Causes of red eye
There are many different causes of a red eye. After taking a full history and thoroughly examining the eyes, a management plan can be made.
Inflammation of the iris and ciliary body
- Previous uveitis
- Seronegative arthropathy, especially HLA B27 positive patients
- Herpes zoster ophthalmicus
- Young or middle aged patients
- Pain worse when reading
- Reduced visual acuity
- Pupil may be small and irregular (due to posterior synechiae - adhesions of iris to the lens)
- On using slit lamp, anterior chamber may show:
- cells (moving, white specks)
- hypopyon - pus in anterior chamber
- flare (looking through frosted glass)
- keratic precipitates may be seen at the back of the cornea

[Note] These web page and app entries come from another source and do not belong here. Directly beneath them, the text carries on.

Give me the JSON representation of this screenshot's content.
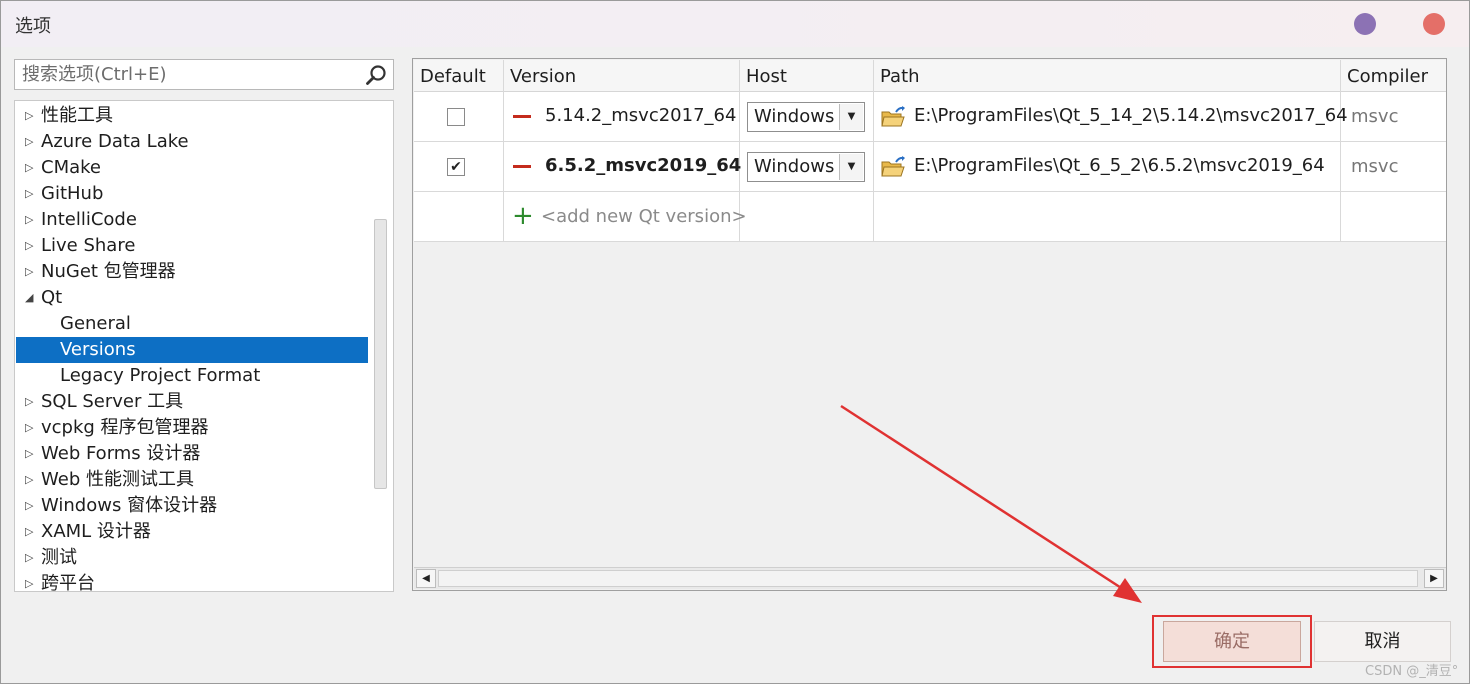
{
  "window": {
    "title": "选项"
  },
  "search": {
    "placeholder": "搜索选项(Ctrl+E)"
  },
  "tree": {
    "items": [
      {
        "label": "性能工具",
        "expanded": false
      },
      {
        "label": "Azure Data Lake",
        "expanded": false
      },
      {
        "label": "CMake",
        "expanded": false
      },
      {
        "label": "GitHub",
        "expanded": false
      },
      {
        "label": "IntelliCode",
        "expanded": false
      },
      {
        "label": "Live Share",
        "expanded": false
      },
      {
        "label": "NuGet 包管理器",
        "expanded": false
      },
      {
        "label": "Qt",
        "expanded": true
      },
      {
        "label": "General",
        "child": true
      },
      {
        "label": "Versions",
        "child": true,
        "selected": true
      },
      {
        "label": "Legacy Project Format",
        "child": true
      },
      {
        "label": "SQL Server 工具",
        "expanded": false
      },
      {
        "label": "vcpkg 程序包管理器",
        "expanded": false
      },
      {
        "label": "Web Forms 设计器",
        "expanded": false
      },
      {
        "label": "Web 性能测试工具",
        "expanded": false
      },
      {
        "label": "Windows 窗体设计器",
        "expanded": false
      },
      {
        "label": "XAML 设计器",
        "expanded": false
      },
      {
        "label": "测试",
        "expanded": false
      },
      {
        "label": "跨平台",
        "expanded": false
      }
    ]
  },
  "grid": {
    "headers": {
      "default": "Default",
      "version": "Version",
      "host": "Host",
      "path": "Path",
      "compiler": "Compiler"
    },
    "rows": [
      {
        "default": false,
        "version": "5.14.2_msvc2017_64",
        "bold": false,
        "host": "Windows",
        "path": "E:\\ProgramFiles\\Qt_5_14_2\\5.14.2\\msvc2017_64",
        "compiler": "msvc"
      },
      {
        "default": true,
        "version": "6.5.2_msvc2019_64",
        "bold": true,
        "host": "Windows",
        "path": "E:\\ProgramFiles\\Qt_6_5_2\\6.5.2\\msvc2019_64",
        "compiler": "msvc"
      }
    ],
    "add_row": {
      "label": "<add new Qt version>"
    }
  },
  "buttons": {
    "ok": "确定",
    "cancel": "取消"
  },
  "icons": {
    "search": "search-icon",
    "remove": "remove-icon",
    "folder": "open-folder-icon",
    "add": "plus-icon",
    "dropdown": "dropdown-arrow-icon"
  },
  "colors": {
    "selection": "#0d6fc4",
    "remove": "#c42b1c",
    "add": "#2d8a2d",
    "annotation": "#e03232"
  },
  "watermark": "CSDN @_清豆°"
}
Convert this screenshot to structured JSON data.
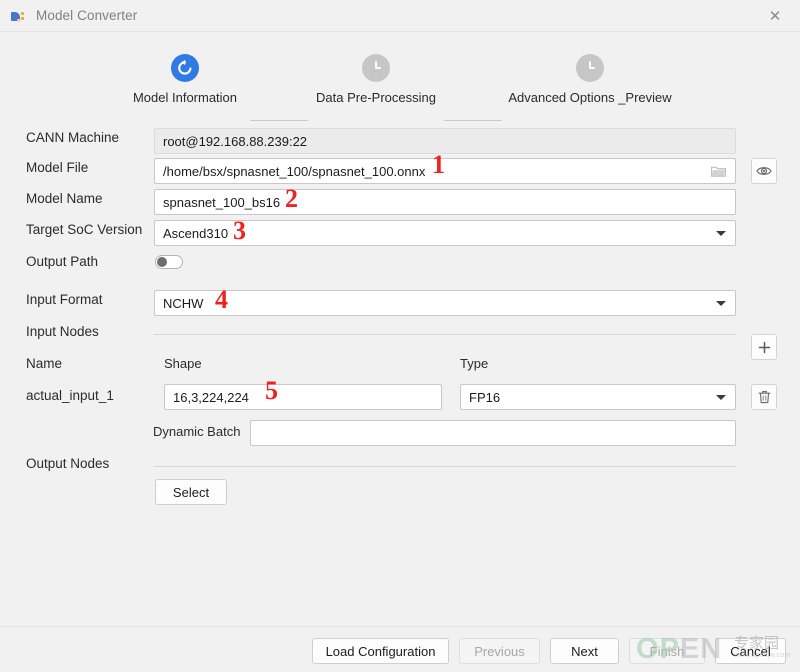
{
  "window": {
    "title": "Model Converter",
    "app_icon": "model-converter-logo-icon",
    "close_icon": "✕"
  },
  "stepper": {
    "steps": [
      {
        "label": "Model Information",
        "state": "active",
        "icon": "refresh-icon"
      },
      {
        "label": "Data Pre-Processing",
        "state": "inactive",
        "icon": "clock-icon"
      },
      {
        "label": "Advanced Options _Preview",
        "state": "inactive",
        "icon": "clock-icon"
      }
    ]
  },
  "form": {
    "cann_machine": {
      "label": "CANN Machine",
      "value": "root@192.168.88.239:22"
    },
    "model_file": {
      "label": "Model File",
      "value": "/home/bsx/spnasnet_100/spnasnet_100.onnx",
      "browse_icon": "folder-icon",
      "eye_icon": "eye-icon"
    },
    "model_name": {
      "label": "Model Name",
      "value": "spnasnet_100_bs16"
    },
    "target_soc_version": {
      "label": "Target SoC Version",
      "value": "Ascend310"
    },
    "output_path": {
      "label": "Output Path",
      "toggle_state": "off"
    },
    "input_format": {
      "label": "Input Format",
      "value": "NCHW"
    },
    "input_nodes": {
      "label": "Input Nodes",
      "add_icon": "plus-icon",
      "columns": {
        "name": "Name",
        "shape": "Shape",
        "type": "Type"
      },
      "rows": [
        {
          "name": "actual_input_1",
          "shape": "16,3,224,224",
          "type": "FP16",
          "delete_icon": "trash-icon"
        }
      ],
      "dynamic_batch": {
        "label": "Dynamic Batch",
        "value": ""
      }
    },
    "output_nodes": {
      "label": "Output Nodes",
      "select_button": "Select"
    }
  },
  "annotations": [
    {
      "id": "1",
      "target": "model-file-field"
    },
    {
      "id": "2",
      "target": "model-name-field"
    },
    {
      "id": "3",
      "target": "target-soc-version-field"
    },
    {
      "id": "4",
      "target": "input-format-field"
    },
    {
      "id": "5",
      "target": "shape-field"
    }
  ],
  "footer": {
    "load_configuration": "Load Configuration",
    "previous": "Previous",
    "next": "Next",
    "finish": "Finish",
    "cancel": "Cancel"
  },
  "watermark": {
    "open_text": "OPEN",
    "cn_text": "专家园",
    "url_text": "www.openjw.com",
    "color_green": "#9cc9a8",
    "color_gray": "#b9b9b9"
  },
  "colors": {
    "accent_blue": "#2f7ae5",
    "annotation_red": "#ef2121",
    "window_bg": "#f1f1f1"
  }
}
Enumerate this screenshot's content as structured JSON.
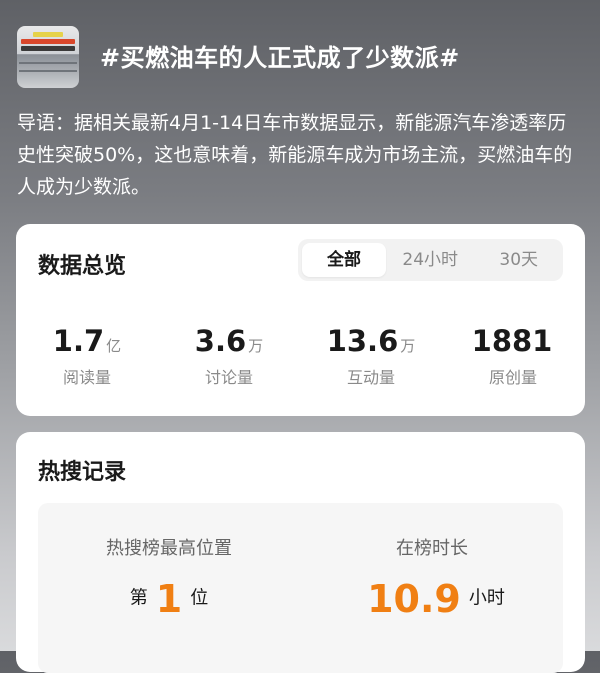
{
  "topic": {
    "title": "#买燃油车的人正式成了少数派#",
    "lead": "导语：据相关最新4月1-14日车市数据显示，新能源汽车渗透率历史性突破50%，这也意味着，新能源车成为市场主流，买燃油车的人成为少数派。"
  },
  "overview": {
    "title": "数据总览",
    "tabs": [
      {
        "label": "全部",
        "active": true
      },
      {
        "label": "24小时",
        "active": false
      },
      {
        "label": "30天",
        "active": false
      }
    ],
    "stats": [
      {
        "value": "1.7",
        "unit": "亿",
        "label": "阅读量"
      },
      {
        "value": "3.6",
        "unit": "万",
        "label": "讨论量"
      },
      {
        "value": "13.6",
        "unit": "万",
        "label": "互动量"
      },
      {
        "value": "1881",
        "unit": "",
        "label": "原创量"
      }
    ]
  },
  "hot": {
    "title": "热搜记录",
    "rank": {
      "label": "热搜榜最高位置",
      "prefix": "第",
      "value": "1",
      "suffix": "位"
    },
    "duration": {
      "label": "在榜时长",
      "value": "10.9",
      "suffix": "小时"
    },
    "accent_color": "#f07f13"
  }
}
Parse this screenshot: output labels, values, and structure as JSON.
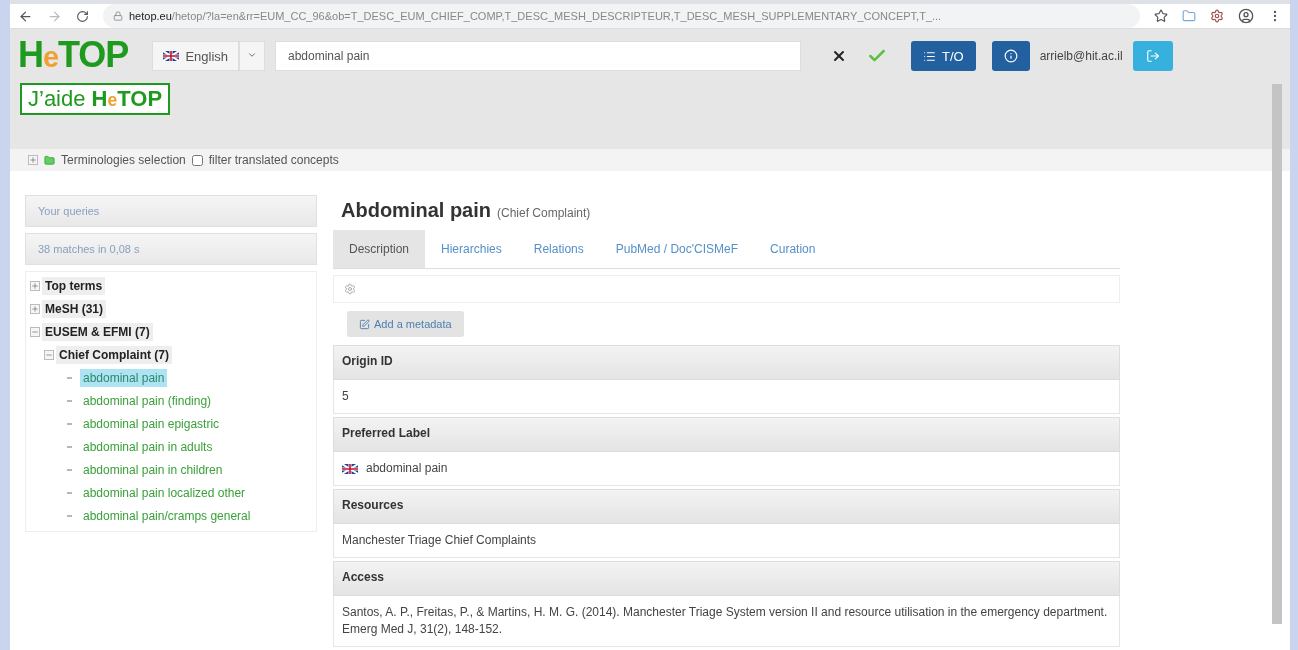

- Treat underlying cause if found.
- Topical steroids
- Mydriatics to prevent synechaie being formed which can cause acute glaucoma.
Acute angle closure glaucoma
Due to occlusion of the angle where aqueous fluid is normally drained, therefore leading to a sudden increase in intraocular pressure.
- Usually in patients over 50 yrs
- Severe pain
- Red eye
- Haloes around lights
- Reduced visual acuity
- Fixed semidilated pupil not reactive to light
- Eye feels hard on palpation
- Hazy cornea
- Systemic symptoms- headache, nausea, vomiting
- Urgent ophthalmological referral to prevent visual loss
- IV acetazolamide 500mg
- Pilocarpine 4% topical to constrict pupil
- To restore normal aqueous flow, a hole needs to be made in the iris. This can be done with a laser (iridotomy) or surgically (iridectomy)
- Inflammation of white sclera itself
- Usually very painful; significantly more redness present compared to episcleritis
- Associated with other autoimmune conditions
- Visual acuity may be affected
- Management - may need immunosuppressants
- Complications - corneal ulceration, intraocular inflammation
- Inflammation of episclera
- Mild eye irritation and redness
- Normal visual acuity
- Management - usually self limiting, but steroids may help
- Corneal abrasion
- Contact lenses
- Exposure keratopathy (ie a patient with facial nerve palsy who is unable to close eyelids).
- Foreign body sensation
- Mild to moderate red eye
- Blurred vision
- Staining the cornea with fluorescein shows an area of corneal epithelial defect, and shows up yellow.
- Viral infection- Topical acyclovir
- Bacterial or fungal infection- Broad spectrum antibiotics
- Non-infectious ulcer- treat the cause.
Bright red blood between white sclera and conjunctiva. Usually benign
Can be caused by:
- Severe coughing or straining
- Blood disorders
- Diffuse area of bright red blood
- May be a foreign body
- No pain, blurred vision or photophobia
- Eye examination otherwise normal
- Exclude hypertension
- Check coagulation profile, especially if patient is on warfarin
- Reassure patients that it is benign and may take a few weeks to fade
ABC of Eyes. 4th edition.
Kennerley Banke's Clinical Ophthalmology. 4th ediition.
Image 1- Hypopyon in anterior uveitis taken from http://2.bp.blogspot.com/_LMdPu119VcY/TUvZrm6K2MI/AAAAAAAAAac/nJx_-lny8tU/s1600/ant+uveitis.jpg
Image 2- Acute angle closure glaucoma taken from http://www.medrounds.org/glaucoma-guide/2006/12/section-9-c-diagnosis-of-acute-angle.html
Image 3- Scleritis taken from http://eyepathologist.com/images/KL21711.jpg
Image 4- Episcleritis taken from http://www.gp-training.net/protocol/ophthalmology/redeye/episcl.jpg
Image 5- Corneal ulcer taken from http://www.revophth.com/CMSImagesContent/2004/9/1_588_0.jpg
Image 6- Subconjunctival haemorrhage taken from http://www.tedmontgomery.com/the_eye/eyephotos/pics/SubconjunctivalHemorrhage.jpg